Micheal Henchard wanders into a country fair with his wife and baby daughter and sits down in the furmenty tent to have supper. The tent’s landlord laces his furmenty with rum, Henchard gets drunk and sells his wife to a sailor by the name of Newson. When he wakes up in the morning, he realizes what he’s done, is dreadfully sorry and sets off to find them. Unable to do so, he swears off alcohol for the next 21 years and feeling that she might be better off with someone else anyway, settles down to make a life for himself alone in Casterbridge. Nearly 21 years later, having stuck to his vow of abstinence, he finds himself an upright citizen and Mayor of Casterbridge. Although the township knows there is something is his past he is deeply ashamed of, he’s very close with his information and lets them assume his wife has died. Unfortunately for him, his past catches up with him when his former wife and daughter return to find him after Newson’s death.
Sometimes I think Hardy could make the happiest of scenes sombre without even thinking about it. This book is no exception. The whole novel feels as if there’s a sheet of grey dullness pulled over it and no one who lives anywhere near his characters are ever happy, even when the laugh. His sobriety is why his novels are often better as televised dramas rather than read. OK, maybe not better, but at least easier to swallow.
His main character Henchard is a real rogue. Despite his feeling true remorse over his past deeds, he never learns from any of his failings. Instead, he chooses to find another person or even to blame his misfortune on. In this sense, he is a true forerunner of today’s society – always make someone else responsible. We see from the beginning that he blames the alcohol for his rash actions, but while he may never have done the same when he was sober, if you accept that alcohol only serves to lower our level of inhibition, than the sale of his wife is still a sign of evil that lurks in the bottom of the man’s soul. Later in the novel, he blames friends, family and business colleagues for the turn of his fortunes instead of owning up to his own mistakes. Had he taken the blame himself and thus given himself the opportunity to learn from his mistakes, he might have been able to stem the course of the tide and save himself.
That he has not learned from his first mistake is evident in just about every action he later takes. Instead of standing up to what he has done, he lies to cover it up, which leads to lie after lie after lie, and also sets up a pattern for all of his other dealings. Instead of learning to tell the truth and standing up for his failings, he continues to try and hide them, which just worsens his position. What’s truly sad about the story is that he does have quite deep feelings of sorrow and guilt for his wrong doings, but he allows his pride to overwhelm his remorse every time and thus continues on in the same self-destructive vein.

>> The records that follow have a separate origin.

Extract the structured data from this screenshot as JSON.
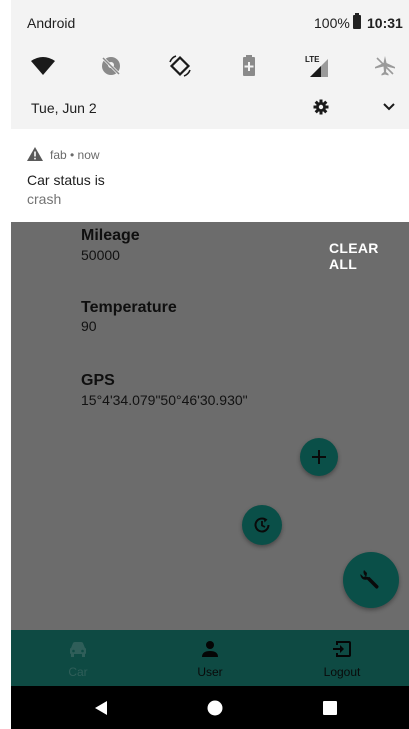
{
  "status_bar": {
    "carrier": "Android",
    "battery_percent": "100%",
    "time": "10:31"
  },
  "quick_settings": {
    "tiles": [
      "wifi-icon",
      "location-off-icon",
      "auto-rotate-icon",
      "battery-saver-icon",
      "lte-signal-icon",
      "airplane-mode-icon"
    ],
    "date": "Tue, Jun 2"
  },
  "notification": {
    "app": "fab • now",
    "title": "Car status is",
    "body": "crash"
  },
  "app": {
    "clear_all": "CLEAR ALL",
    "fields": [
      {
        "label": "Mileage",
        "value": "50000"
      },
      {
        "label": "Temperature",
        "value": "90"
      },
      {
        "label": "GPS",
        "value": "15°4'34.079\"50°46'30.930\""
      }
    ],
    "accent_color": "#0e4a43"
  },
  "bottom_nav": {
    "items": [
      {
        "label": "Car",
        "icon": "car-icon"
      },
      {
        "label": "User",
        "icon": "user-icon"
      },
      {
        "label": "Logout",
        "icon": "logout-icon"
      }
    ]
  }
}
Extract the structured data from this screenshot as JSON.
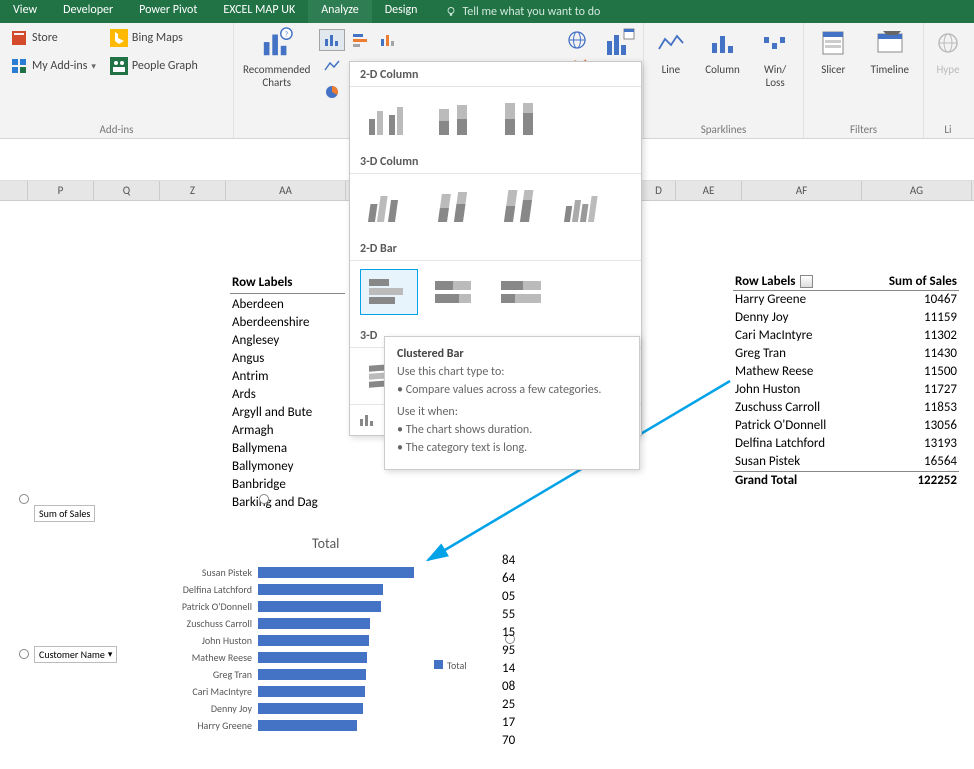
{
  "tabs": {
    "items": [
      "View",
      "Developer",
      "Power Pivot",
      "EXCEL MAP UK",
      "Analyze",
      "Design"
    ],
    "tellme": "Tell me what you want to do"
  },
  "ribbon": {
    "addins": {
      "store": "Store",
      "myaddins": "My Add-ins",
      "bing": "Bing Maps",
      "people": "People Graph",
      "label": "Add-ins"
    },
    "reccharts": {
      "line1": "Recommended",
      "line2": "Charts"
    },
    "sparklines": {
      "line": "Line",
      "column": "Column",
      "winloss_1": "Win/",
      "winloss_2": "Loss",
      "label": "Sparklines"
    },
    "filters": {
      "slicer": "Slicer",
      "timeline": "Timeline",
      "label": "Filters"
    },
    "links": {
      "hyper": "Hype",
      "label": "Li"
    }
  },
  "dropdown": {
    "col2d": "2-D Column",
    "col3d": "3-D Column",
    "bar2d": "2-D Bar",
    "bar3dPartial": "3-D"
  },
  "tooltip": {
    "title": "Clustered Bar",
    "useTo": "Use this chart type to:",
    "b1": "• Compare values across a few categories.",
    "when": "Use it when:",
    "b2": "• The chart shows duration.",
    "b3": "• The category text is long."
  },
  "columns": [
    "P",
    "Q",
    "Z",
    "AA",
    "",
    "",
    "",
    "D",
    "AE",
    "AF",
    "AG"
  ],
  "pivotLeft": {
    "header": "Row Labels",
    "rows": [
      "Aberdeen",
      "Aberdeenshire",
      "Anglesey",
      "Angus",
      "Antrim",
      "Ards",
      "Argyll and Bute",
      "Armagh",
      "Ballymena",
      "Ballymoney",
      "Banbridge",
      "Barking and Dag"
    ]
  },
  "pivotRight": {
    "h1": "Row Labels",
    "h2": "Sum of Sales",
    "rows": [
      {
        "name": "Harry Greene",
        "val": 10467
      },
      {
        "name": "Denny Joy",
        "val": 11159
      },
      {
        "name": "Cari MacIntyre",
        "val": 11302
      },
      {
        "name": "Greg Tran",
        "val": 11430
      },
      {
        "name": "Mathew Reese",
        "val": 11500
      },
      {
        "name": "John Huston",
        "val": 11727
      },
      {
        "name": "Zuschuss Carroll",
        "val": 11853
      },
      {
        "name": "Patrick O'Donnell",
        "val": 13056
      },
      {
        "name": "Delfina Latchford",
        "val": 13193
      },
      {
        "name": "Susan Pistek",
        "val": 16564
      }
    ],
    "grandLabel": "Grand Total",
    "grandVal": 122252
  },
  "chart_data": {
    "type": "bar",
    "title": "Total",
    "field_value": "Sum of Sales",
    "field_axis": "Customer Name",
    "legend": "Total",
    "categories": [
      "Susan Pistek",
      "Delfina Latchford",
      "Patrick O'Donnell",
      "Zuschuss Carroll",
      "John Huston",
      "Mathew Reese",
      "Greg Tran",
      "Cari MacIntyre",
      "Denny Joy",
      "Harry Greene"
    ],
    "values": [
      16564,
      13193,
      13056,
      11853,
      11727,
      11500,
      11430,
      11302,
      11159,
      10467
    ],
    "xlim": [
      0,
      18000
    ]
  },
  "overlayNums": [
    "84",
    "64",
    "05",
    "55",
    "15",
    "95",
    "14",
    "08",
    "25",
    "17",
    "70"
  ]
}
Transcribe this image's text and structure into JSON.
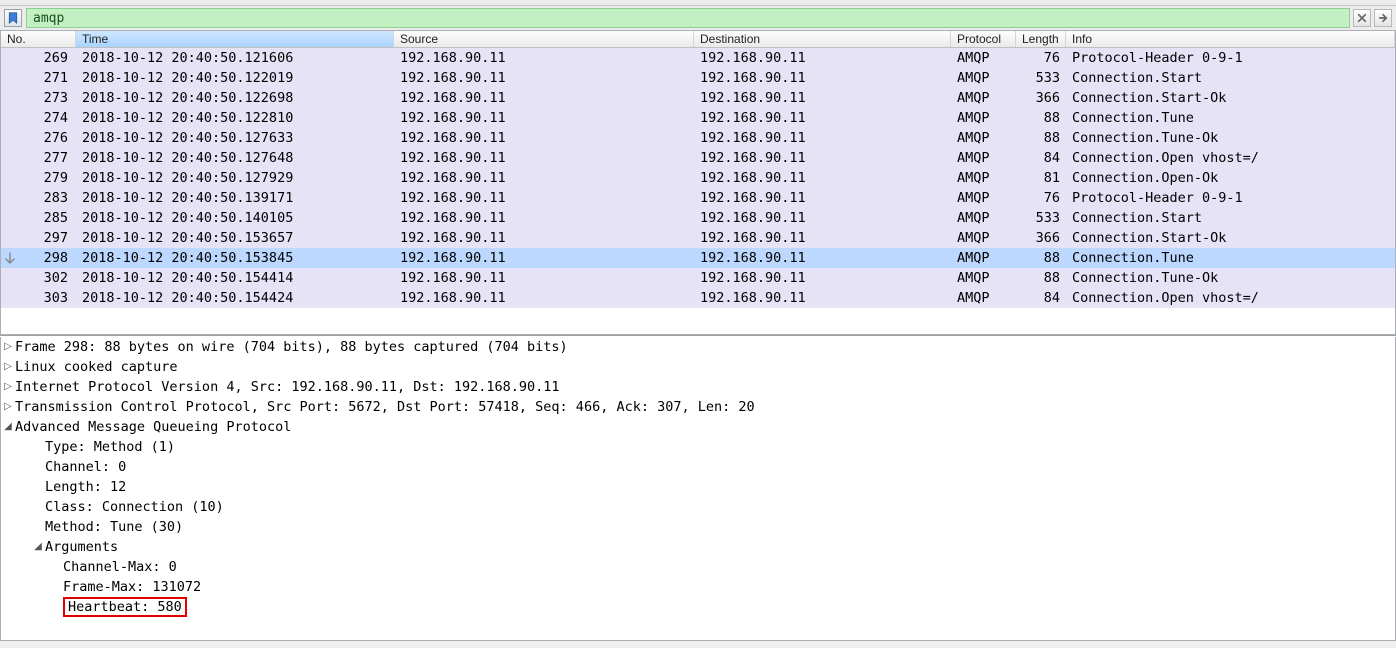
{
  "filter": {
    "value": "amqp"
  },
  "columns": {
    "no": "No.",
    "time": "Time",
    "source": "Source",
    "destination": "Destination",
    "protocol": "Protocol",
    "length": "Length",
    "info": "Info"
  },
  "packets": [
    {
      "no": "269",
      "time": "2018-10-12 20:40:50.121606",
      "src": "192.168.90.11",
      "dst": "192.168.90.11",
      "proto": "AMQP",
      "len": "76",
      "info": "Protocol-Header 0-9-1"
    },
    {
      "no": "271",
      "time": "2018-10-12 20:40:50.122019",
      "src": "192.168.90.11",
      "dst": "192.168.90.11",
      "proto": "AMQP",
      "len": "533",
      "info": "Connection.Start"
    },
    {
      "no": "273",
      "time": "2018-10-12 20:40:50.122698",
      "src": "192.168.90.11",
      "dst": "192.168.90.11",
      "proto": "AMQP",
      "len": "366",
      "info": "Connection.Start-Ok"
    },
    {
      "no": "274",
      "time": "2018-10-12 20:40:50.122810",
      "src": "192.168.90.11",
      "dst": "192.168.90.11",
      "proto": "AMQP",
      "len": "88",
      "info": "Connection.Tune"
    },
    {
      "no": "276",
      "time": "2018-10-12 20:40:50.127633",
      "src": "192.168.90.11",
      "dst": "192.168.90.11",
      "proto": "AMQP",
      "len": "88",
      "info": "Connection.Tune-Ok"
    },
    {
      "no": "277",
      "time": "2018-10-12 20:40:50.127648",
      "src": "192.168.90.11",
      "dst": "192.168.90.11",
      "proto": "AMQP",
      "len": "84",
      "info": "Connection.Open vhost=/"
    },
    {
      "no": "279",
      "time": "2018-10-12 20:40:50.127929",
      "src": "192.168.90.11",
      "dst": "192.168.90.11",
      "proto": "AMQP",
      "len": "81",
      "info": "Connection.Open-Ok"
    },
    {
      "no": "283",
      "time": "2018-10-12 20:40:50.139171",
      "src": "192.168.90.11",
      "dst": "192.168.90.11",
      "proto": "AMQP",
      "len": "76",
      "info": "Protocol-Header 0-9-1"
    },
    {
      "no": "285",
      "time": "2018-10-12 20:40:50.140105",
      "src": "192.168.90.11",
      "dst": "192.168.90.11",
      "proto": "AMQP",
      "len": "533",
      "info": "Connection.Start"
    },
    {
      "no": "297",
      "time": "2018-10-12 20:40:50.153657",
      "src": "192.168.90.11",
      "dst": "192.168.90.11",
      "proto": "AMQP",
      "len": "366",
      "info": "Connection.Start-Ok"
    },
    {
      "no": "298",
      "time": "2018-10-12 20:40:50.153845",
      "src": "192.168.90.11",
      "dst": "192.168.90.11",
      "proto": "AMQP",
      "len": "88",
      "info": "Connection.Tune",
      "selected": true
    },
    {
      "no": "302",
      "time": "2018-10-12 20:40:50.154414",
      "src": "192.168.90.11",
      "dst": "192.168.90.11",
      "proto": "AMQP",
      "len": "88",
      "info": "Connection.Tune-Ok"
    },
    {
      "no": "303",
      "time": "2018-10-12 20:40:50.154424",
      "src": "192.168.90.11",
      "dst": "192.168.90.11",
      "proto": "AMQP",
      "len": "84",
      "info": "Connection.Open vhost=/"
    }
  ],
  "details": {
    "frame": "Frame 298: 88 bytes on wire (704 bits), 88 bytes captured (704 bits)",
    "linux": "Linux cooked capture",
    "ip": "Internet Protocol Version 4, Src: 192.168.90.11, Dst: 192.168.90.11",
    "tcp": "Transmission Control Protocol, Src Port: 5672, Dst Port: 57418, Seq: 466, Ack: 307, Len: 20",
    "amqp": "Advanced Message Queueing Protocol",
    "type": "Type: Method (1)",
    "channel": "Channel: 0",
    "length": "Length: 12",
    "class": "Class: Connection (10)",
    "method": "Method: Tune (30)",
    "args": "Arguments",
    "chmax": "Channel-Max: 0",
    "frmax": "Frame-Max: 131072",
    "hb": "Heartbeat: 580"
  }
}
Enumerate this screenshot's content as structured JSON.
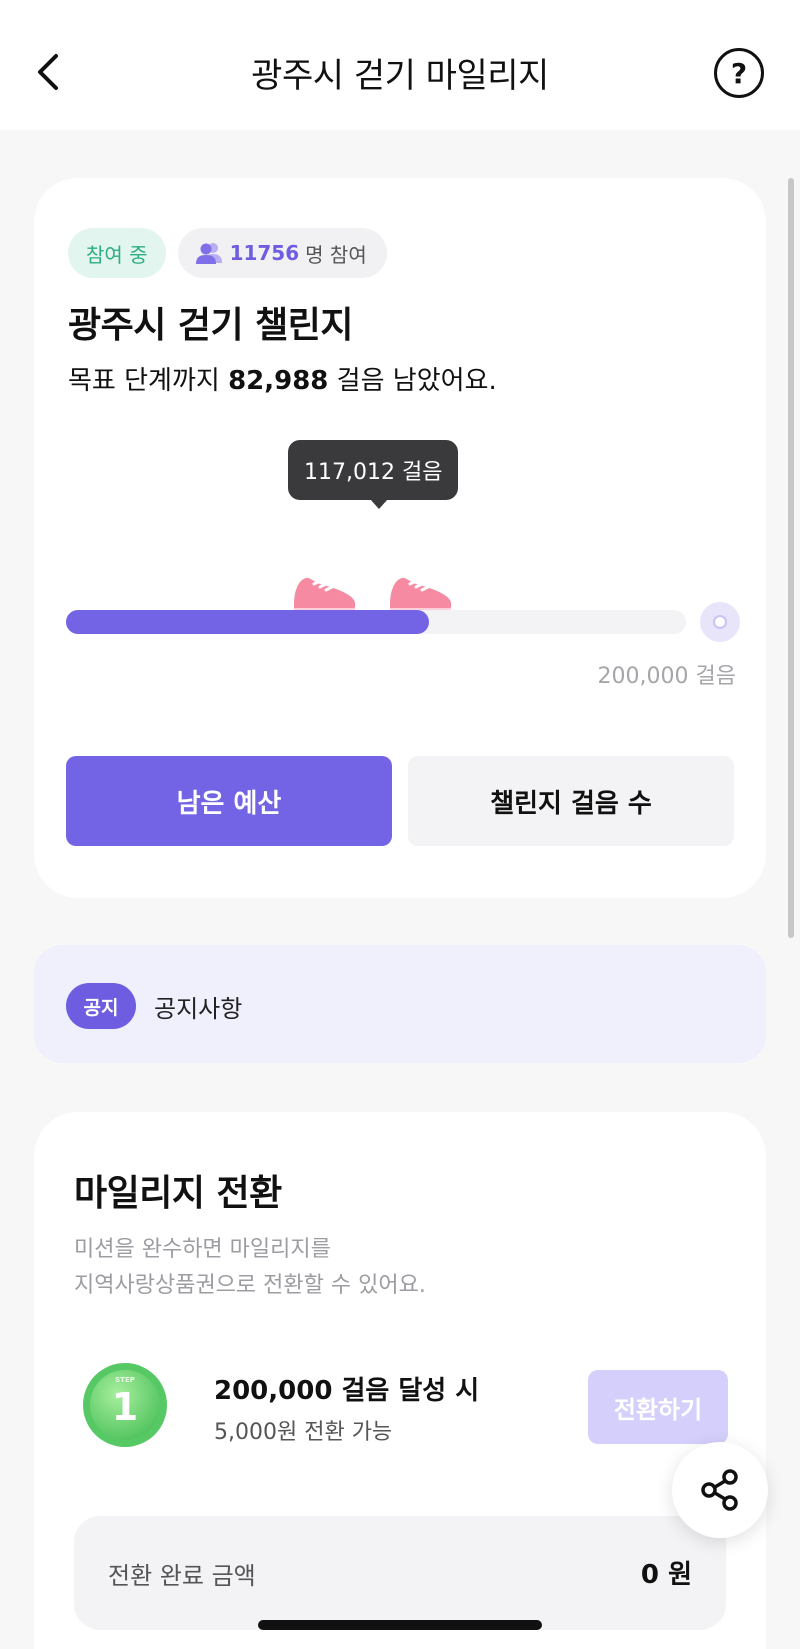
{
  "header": {
    "title": "광주시 걷기 마일리지",
    "help_symbol": "?",
    "back_icon": "chevron-left-icon",
    "help_icon": "question-circle-icon"
  },
  "challenge": {
    "status_badge": "참여 중",
    "participant_count": "11756",
    "participant_suffix": "명 참여",
    "title": "광주시 걷기 챌린지",
    "remaining_prefix": "목표 단계까지 ",
    "remaining_steps": "82,988",
    "remaining_suffix": " 걸음 남았어요.",
    "current_steps_label": "117,012 걸음",
    "goal_label": "200,000 걸음",
    "progress_fraction": 0.585,
    "buttons": {
      "budget": "남은 예산",
      "steps": "챌린지 걸음 수"
    }
  },
  "notice": {
    "badge": "공지",
    "text": "공지사항"
  },
  "mileage": {
    "title": "마일리지 전환",
    "desc_line1": "미션을 완수하면 마일리지를",
    "desc_line2": "지역사랑상품권으로 전환할 수 있어요.",
    "step": {
      "coin_label": "STEP",
      "number": "1",
      "title": "200,000 걸음 달성 시",
      "subtitle": "5,000원 전환 가능",
      "convert_button": "전환하기"
    },
    "total_label": "전환 완료 금액",
    "total_value": "0 원"
  },
  "colors": {
    "accent": "#7364e6",
    "status_green": "#2fae86",
    "convert_disabled": "#d4cffb"
  }
}
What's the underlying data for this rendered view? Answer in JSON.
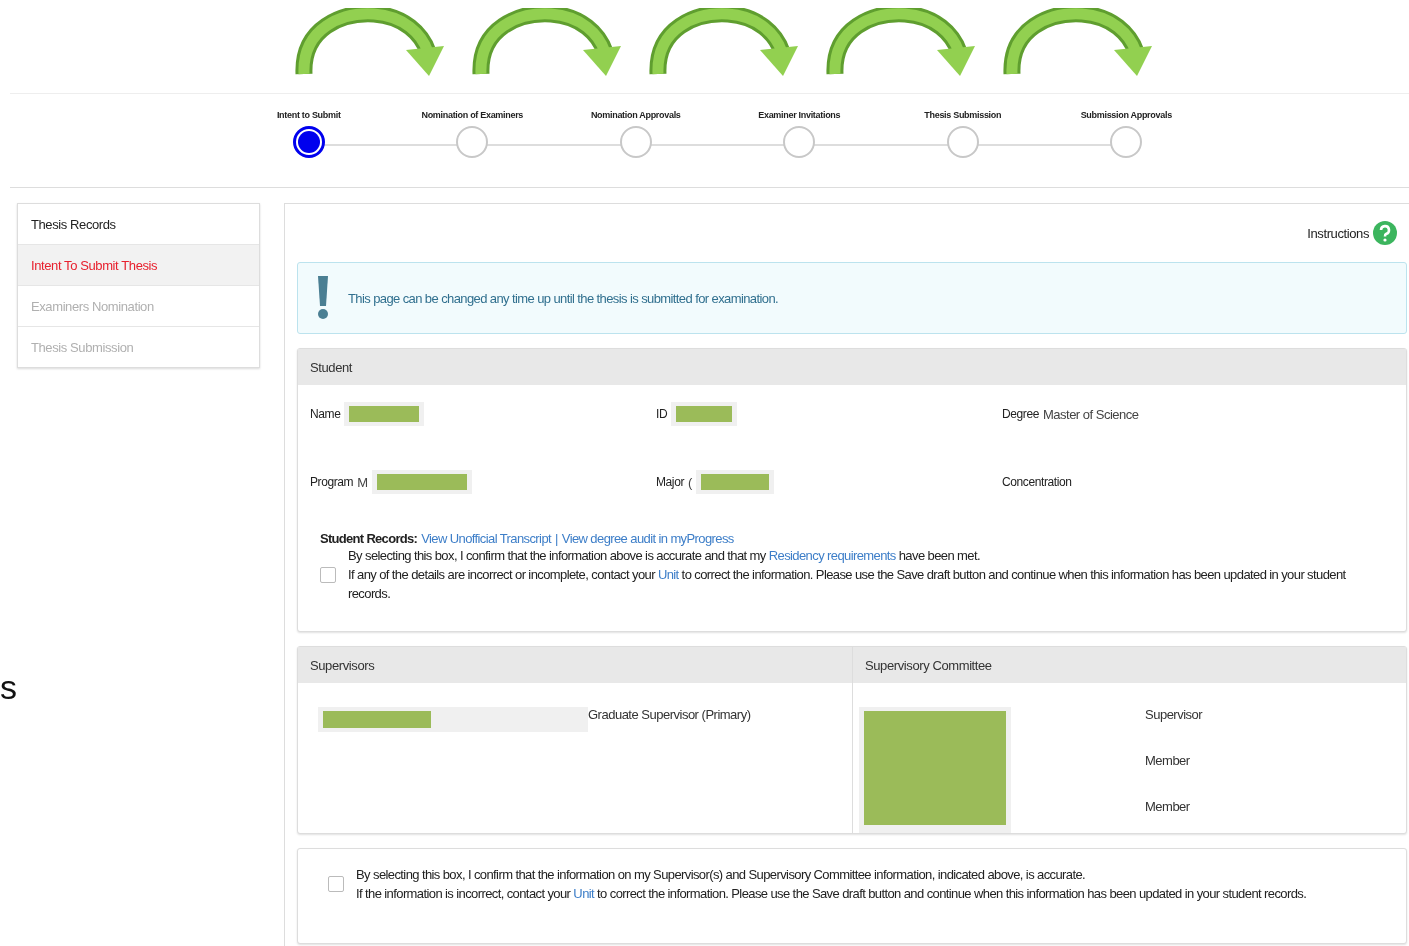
{
  "edge_fragment": "s",
  "stepper": [
    {
      "label": "Intent to Submit",
      "selected": true
    },
    {
      "label": "Nomination of Examiners",
      "selected": false
    },
    {
      "label": "Nomination Approvals",
      "selected": false
    },
    {
      "label": "Examiner Invitations",
      "selected": false
    },
    {
      "label": "Thesis Submission",
      "selected": false
    },
    {
      "label": "Submission Approvals",
      "selected": false
    }
  ],
  "sidebar": {
    "title": "Thesis Records",
    "items": [
      {
        "label": "Intent To Submit Thesis",
        "selected": true,
        "disabled": false
      },
      {
        "label": "Examiners Nomination",
        "selected": false,
        "disabled": true
      },
      {
        "label": "Thesis Submission",
        "selected": false,
        "disabled": true
      }
    ]
  },
  "instructions": "Instructions",
  "alert": "This page can be changed any time up until the thesis is submitted for examination.",
  "student": {
    "title": "Student",
    "fields": [
      {
        "label": "Name",
        "redacted": true
      },
      {
        "label": "ID",
        "redacted": true
      },
      {
        "label": "Degree",
        "value": "Master of Science",
        "redacted": false
      },
      {
        "label": "Program",
        "value": "M",
        "redacted": true
      },
      {
        "label": "Major",
        "value": "(",
        "redacted": true
      },
      {
        "label": "Concentration",
        "redacted": false
      }
    ],
    "records_label": "Student Records:",
    "records_links": [
      "View Unofficial Transcript",
      "View degree audit in myProgress"
    ],
    "records_separator": "|",
    "confirm": {
      "checked": false,
      "lines": [
        [
          {
            "text": "By selecting this box, I confirm that the information above is accurate and that my "
          },
          {
            "text": "Residency requirements",
            "link": true
          },
          {
            "text": " have been met."
          }
        ],
        [
          {
            "text": "If any of the details are incorrect or incomplete, contact your "
          },
          {
            "text": "Unit",
            "link": true
          },
          {
            "text": " to correct the information. Please use the Save draft button and continue when this information has been updated in your student records."
          }
        ]
      ]
    }
  },
  "supervisors": {
    "title": "Supervisors",
    "rows": [
      {
        "redacted": true,
        "role": "Graduate Supervisor (Primary)"
      }
    ]
  },
  "committee": {
    "title": "Supervisory Committee",
    "redacted": true,
    "roles": [
      "Supervisor",
      "Member",
      "Member"
    ]
  },
  "supervisor_confirm": {
    "checked": false,
    "lines": [
      [
        {
          "text": "By selecting this box, I confirm that the information on my Supervisor(s) and Supervisory Committee information, indicated above, is accurate."
        }
      ],
      [
        {
          "text": "If the information is incorrect, contact your "
        },
        {
          "text": "Unit",
          "link": true
        },
        {
          "text": " to correct the information. Please use the Save draft button and continue when this information has been updated in your student records."
        }
      ]
    ]
  }
}
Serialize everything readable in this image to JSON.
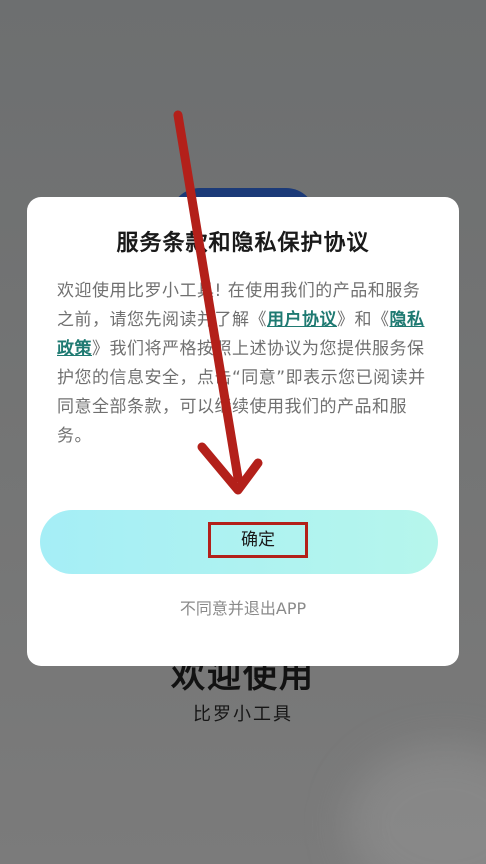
{
  "background": {
    "app_title": "欢迎使用",
    "app_subtitle": "比罗小工具"
  },
  "dialog": {
    "title": "服务条款和隐私保护协议",
    "body": {
      "part1": "欢迎使用比罗小工具! 在使用我们的产品和服务之前，请您先阅读并了解《",
      "link_user_agreement": "用户协议",
      "part2": "》和《",
      "link_privacy_policy": "隐私政策",
      "part3": "》我们将严格按照上述协议为您提供服务保护您的信息安全，点击“同意”即表示您已阅读并同意全部条款，可以继续使用我们的产品和服务。"
    },
    "confirm_label": "确定",
    "decline_label": "不同意并退出APP"
  },
  "colors": {
    "link": "#1f7a72",
    "annotation": "#b3201a",
    "button_start": "#a5eef6",
    "button_end": "#b6f6ec"
  }
}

Perhaps his most fatal flaw is the deep jealousy he feels, which can be ignited by the silliest things. As soon as any man shows himself more adept at anything than himself, Henchard becomes terribly jealous. He then takes actions he later regrets and instead of later apologizing for his behaviour, he allows his pride to get the better of him and thus runs his friends and family off.
These flaws are the dominant theme of the novel and pretty much bury every other subject that might have arisen. It’s almost like a Bildungsroman in reverse since instead of developing his character, Henchard allows his own failings to swallow him up and isolate him from the rest of the world. It makes for very sombre reading and I was glad when it finally finished. Having said that, I still feel that it’s a good book, it’s just not a very uplifting one.
Rating: 3.5 out of 5, good but don’t read it when you’re depressed.